The flight is expected any day now and a newly established group has brought together those who have been monitoring the movements and activities of the Bushy Island residents since they first settled in.
The Golden Eagle Trust is to depart Mountshannon in the coming weeks and the Mountshannon Eagle Group aims to fill the void locally to monitor the birds of prey and to inform visitors to the area.
The eagles attract anywhere between 90 to 120 people per day, according to the Golden Eagle Trust, which has been keeping a log of the number of times visitors enquire about the birds or use the telescope to view them.
The Mountshannon Eagle Group is also very involved in engaging with the public as to what they have learned about the birds, their personalities and how they have developed since they arrived at Bushy Island.
The two chicks’ nest is easily viewed from the shore offering a unique opportunity for visitors to see them by telescope. However, visitors needn’t rely on a scope to see the parents swoop for fish as the female, with a wingspan of eight feet and the male, with a wingspan of seven feet, cannot be mistaken in flight.
Speaking about the week ahead, Sadhbh O’Neill of the Mountshannon Eagle Group said, “Within the next week, the chicks will fledge. It is a very exciting time and the first time in Ireland where we will be able to witness the fledging of eaglets. It is something not to be missed. Mountshannon Bay is geographically in a unique position and is shaped like an amphitheatre, with Bushy Island in the centre. The island is in full view of the Mountshannon harbour and we have been given a wonderful opportunity to observe, learn and experience these magnificent birds in their natural wild environment at a safe distance so as not to interfere with them,” she said.
Following the installation and removal of a camera in the nest, the group said they have been advised that it is not intended to tag the eaglets at this stage for fear of further disruption. They have said while they understand, this position it is regrettable.

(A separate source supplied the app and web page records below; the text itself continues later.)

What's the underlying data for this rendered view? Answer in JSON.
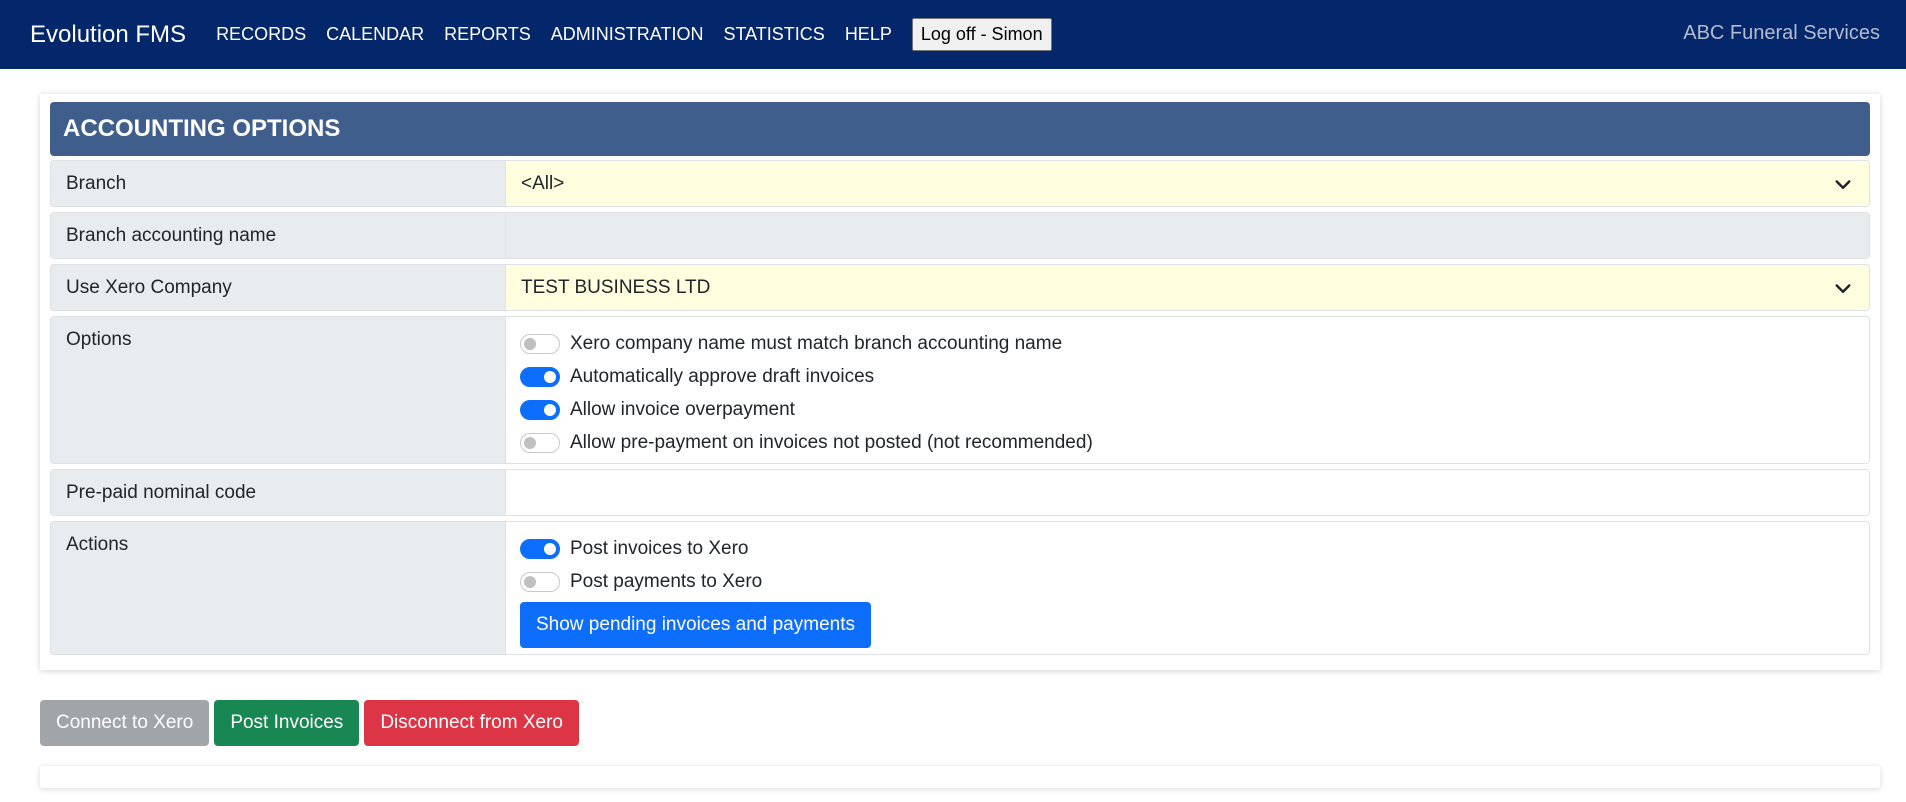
{
  "navbar": {
    "brand": "Evolution FMS",
    "items": [
      "RECORDS",
      "CALENDAR",
      "REPORTS",
      "ADMINISTRATION",
      "STATISTICS",
      "HELP"
    ],
    "logoff_label": "Log off - Simon",
    "company_name": "ABC Funeral Services",
    "background_color": "#04266a"
  },
  "accounting": {
    "title": "ACCOUNTING OPTIONS",
    "header_color": "#3f5e8b",
    "branch": {
      "label": "Branch",
      "value": "<All>",
      "icon": "chevron-down-icon"
    },
    "branch_accounting_name": {
      "label": "Branch accounting name",
      "value": ""
    },
    "xero_company": {
      "label": "Use Xero Company",
      "value": "TEST BUSINESS LTD",
      "icon": "chevron-down-icon"
    },
    "options": {
      "label": "Options",
      "items": [
        {
          "label": "Xero company name must match branch accounting name",
          "checked": false
        },
        {
          "label": "Automatically approve draft invoices",
          "checked": true
        },
        {
          "label": "Allow invoice overpayment",
          "checked": true
        },
        {
          "label": "Allow pre-payment on invoices not posted (not recommended)",
          "checked": false
        }
      ]
    },
    "prepaid_nominal_code": {
      "label": "Pre-paid nominal code",
      "value": ""
    },
    "actions": {
      "label": "Actions",
      "items": [
        {
          "label": "Post invoices to Xero",
          "checked": true
        },
        {
          "label": "Post payments to Xero",
          "checked": false
        }
      ],
      "button_label": "Show pending invoices and payments"
    }
  },
  "footer_buttons": {
    "connect": "Connect to Xero",
    "post_invoices": "Post Invoices",
    "disconnect": "Disconnect from Xero"
  },
  "colors": {
    "primary": "#0d6efd",
    "success": "#198754",
    "danger": "#dc3545",
    "secondary": "#a2a5a8",
    "select_highlight": "#ffffe0"
  }
}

“We understand the reservations and concerns about causing further disruption to the eaglets by not tagging them. We do have concerns for the eaglets’ future safety and whereabouts if they are not tagged and still hold hopes that they will be tagged in the future,” Sadhbh said.
The group argue that unless tagging takes place, the sex of the chicks may not be known. There is the potential for the eaglets to leave Lough Derg shortly after they fledge and their story will come to an end at that point. In anticipation of the fledging, the movements of all four of the birds have been documented closely.
“The male eagle has been showing for some time strong mentoring skill, he flies by the nest with food enticing the eaglets. This will continue until they fledge and they will start to chase the parents for food. In this way they learn how to fly and fish. By the onset of winter, the eagle parents will drive the chicks out,” Sadhbh noted.
The Golden Eagle Trust has had a trained observer on hand at the harbour to answer questions the public might have but funding is no longer available for this service and it will be withdrawn from the end of July.
“Our aim is driven by a passionate belief that we all have a responsibility to protect these birds and our environment. It is still early days for us as a group as we find our feet. The recent disappointment of the disturbances of the nest brings many positive aspects with it. It is from our mistakes we learn our greatest lessons. This is a long-term project, as we hope Mountshannon bay will continue to be the home territory of the parent eagles for many years to come,” Sadhbh added.
The Mountshannon Eagles Group is working on a website to provide information about the eagles and other wildlife on the lake and the group is inviting the public to make submissions.